-- Step # 1. Since you may be in the bad habit of always responding to a request with a knee-jerk "yes," to the clique consider making a new rule for yourself that you need to break this habit.
-- Step # 2. Plan out a list of responses you can make to make sure you can take at least five minutes to consider any request the clique girls make. Some simple starter responses might be, "I need to figure out how much homework I have to do tonight first. For example if another Spa Date is suggested at your expense you might respond. ‘That sounds like something I need to ask my parents about first. I’ll give you an answer after I talk to them.’ Write this list down and keep a copy with your phone and in your wallet. Remember, you are not asking permission. You are informing the other girls that you will need to take a minute.
-- Step # 3. Practice these phrases at home until you are comfortable using them.
-- Step # 4. When a request is made, use one of your practiced phrases with a smile.
-- Step # 5. After you have stated to the clique that you need to do something else before giving an answer, leave the area for a few minutes. Get a drink of water, use the bathroom, anything that will get you off by yourself so that you can think.
-- Step # 6. Breathe deeply through your nose, and exhale through your mouth for a count of 20.
-- Step # 7. Once you are calm, decide what your answer to the request will be. Do you want to say yes because it sounds like a good idea, or because that is what you feel is expected of you?
I stated to Debbie, "Even if you end up saying yes to the request, give yourself a pat on the back. Just taking five minutes puts you back in a position of control. You have asserted your right to think before making a decision." Think of your Debbie. Would the Take 5 technique be helpful to him or her? Would playing this track in your next session be beneficial?
On this track, we have discussed three factors regarding the impact of manipulation on a client within a clique structure. These three factors are, the emotional toll of manipulation, diminished self-reliance and self-esteem, and entrapment and victimization, as well as the Take Five coping Technique.

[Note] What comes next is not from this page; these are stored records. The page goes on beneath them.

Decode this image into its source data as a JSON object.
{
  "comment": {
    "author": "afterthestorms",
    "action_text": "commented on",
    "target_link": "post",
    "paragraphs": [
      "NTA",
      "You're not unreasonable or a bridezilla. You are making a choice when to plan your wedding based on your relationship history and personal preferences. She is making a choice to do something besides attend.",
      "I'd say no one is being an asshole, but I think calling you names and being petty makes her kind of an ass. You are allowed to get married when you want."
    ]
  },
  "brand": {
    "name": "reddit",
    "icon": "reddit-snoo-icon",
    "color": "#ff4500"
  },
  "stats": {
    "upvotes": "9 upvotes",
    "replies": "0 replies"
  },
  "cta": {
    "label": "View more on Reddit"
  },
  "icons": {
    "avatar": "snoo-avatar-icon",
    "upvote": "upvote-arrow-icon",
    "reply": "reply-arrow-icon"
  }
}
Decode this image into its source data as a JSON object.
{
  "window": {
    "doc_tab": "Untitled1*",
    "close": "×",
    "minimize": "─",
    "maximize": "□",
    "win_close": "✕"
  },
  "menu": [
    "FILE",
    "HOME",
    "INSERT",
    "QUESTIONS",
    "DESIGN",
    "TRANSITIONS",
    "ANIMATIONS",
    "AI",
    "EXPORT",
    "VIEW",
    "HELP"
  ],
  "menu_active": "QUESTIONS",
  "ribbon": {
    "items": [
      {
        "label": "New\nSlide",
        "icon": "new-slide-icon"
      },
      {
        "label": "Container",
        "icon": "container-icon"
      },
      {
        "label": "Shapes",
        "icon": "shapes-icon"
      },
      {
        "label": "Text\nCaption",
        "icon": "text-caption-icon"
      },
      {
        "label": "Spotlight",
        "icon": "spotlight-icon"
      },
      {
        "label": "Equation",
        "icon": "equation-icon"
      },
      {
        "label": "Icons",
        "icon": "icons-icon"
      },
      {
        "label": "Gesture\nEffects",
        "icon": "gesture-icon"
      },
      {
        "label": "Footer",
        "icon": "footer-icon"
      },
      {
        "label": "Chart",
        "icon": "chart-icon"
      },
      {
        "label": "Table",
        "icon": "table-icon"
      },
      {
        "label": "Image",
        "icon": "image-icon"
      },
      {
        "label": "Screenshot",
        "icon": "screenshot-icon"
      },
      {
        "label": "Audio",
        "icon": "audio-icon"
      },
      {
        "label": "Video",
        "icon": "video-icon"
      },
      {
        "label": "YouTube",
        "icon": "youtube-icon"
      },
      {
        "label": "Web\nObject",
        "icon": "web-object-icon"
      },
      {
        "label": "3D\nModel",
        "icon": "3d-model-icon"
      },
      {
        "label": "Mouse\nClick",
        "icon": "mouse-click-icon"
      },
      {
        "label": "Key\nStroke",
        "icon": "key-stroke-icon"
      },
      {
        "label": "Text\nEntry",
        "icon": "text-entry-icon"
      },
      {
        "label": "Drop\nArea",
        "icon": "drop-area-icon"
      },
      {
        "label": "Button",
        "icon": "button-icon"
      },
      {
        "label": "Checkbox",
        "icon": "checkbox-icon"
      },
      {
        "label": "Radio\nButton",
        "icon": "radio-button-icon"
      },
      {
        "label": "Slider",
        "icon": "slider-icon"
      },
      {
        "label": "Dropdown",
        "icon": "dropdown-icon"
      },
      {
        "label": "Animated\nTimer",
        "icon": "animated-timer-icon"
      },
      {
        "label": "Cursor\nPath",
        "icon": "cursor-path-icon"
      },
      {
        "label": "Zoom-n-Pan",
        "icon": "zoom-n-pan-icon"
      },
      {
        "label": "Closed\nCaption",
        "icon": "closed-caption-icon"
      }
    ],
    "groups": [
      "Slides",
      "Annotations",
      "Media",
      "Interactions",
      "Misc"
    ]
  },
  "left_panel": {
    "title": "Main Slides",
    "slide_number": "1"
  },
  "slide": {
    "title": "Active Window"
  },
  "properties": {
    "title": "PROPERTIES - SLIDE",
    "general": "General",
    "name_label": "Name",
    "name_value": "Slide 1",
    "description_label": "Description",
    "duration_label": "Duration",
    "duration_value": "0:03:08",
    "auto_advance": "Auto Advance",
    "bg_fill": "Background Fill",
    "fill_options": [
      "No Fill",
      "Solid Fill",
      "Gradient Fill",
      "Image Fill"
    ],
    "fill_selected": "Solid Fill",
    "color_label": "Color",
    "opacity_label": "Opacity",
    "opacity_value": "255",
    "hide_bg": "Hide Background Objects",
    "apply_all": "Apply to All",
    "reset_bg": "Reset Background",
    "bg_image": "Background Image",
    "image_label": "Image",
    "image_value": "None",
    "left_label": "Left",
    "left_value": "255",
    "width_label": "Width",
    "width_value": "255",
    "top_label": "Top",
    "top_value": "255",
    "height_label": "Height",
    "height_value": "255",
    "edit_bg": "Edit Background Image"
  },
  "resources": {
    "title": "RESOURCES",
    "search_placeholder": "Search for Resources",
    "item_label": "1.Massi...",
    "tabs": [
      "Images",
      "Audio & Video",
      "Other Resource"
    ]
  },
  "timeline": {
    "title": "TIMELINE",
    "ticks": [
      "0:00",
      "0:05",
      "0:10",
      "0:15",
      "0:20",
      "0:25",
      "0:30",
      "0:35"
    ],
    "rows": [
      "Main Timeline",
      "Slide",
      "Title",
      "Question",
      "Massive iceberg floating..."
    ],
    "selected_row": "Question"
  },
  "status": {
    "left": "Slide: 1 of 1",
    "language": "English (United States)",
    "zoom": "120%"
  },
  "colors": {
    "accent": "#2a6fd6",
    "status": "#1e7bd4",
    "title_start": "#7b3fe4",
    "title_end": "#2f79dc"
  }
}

On the next track we will discuss a technique for desensitizing to clique manipulation tactics. Steps involved in the desensitizing technique are, defining terms, recognizing emotional reasoning, creating a tape, relaxation, practice, and desensitization in practice.
Peer-Reviewed Journal Article References:
Irwin, A., Li, J., Craig, W., & Hollenstein, T. (2019). The role of shame in chronic peer victimization. School Psychology, 34(2), 178–186.
Rueger, S. Y., & Jenkins, L. N. (2014). Effects of peer victimization on psychological and academic adjustment in early adolescence. School Psychology Quarterly, 29(1), 77–88.
Smithyman, T. F., Fireman, G. D., & Asher, Y. (2014). Long-term psychosocial consequences of peer victimization: From elementary to high school. School Psychology Quarterly, 29(1), 64–76.
What are the three factors of the impact of manipulation on a client within a clique structure? To select and enter your answer go to .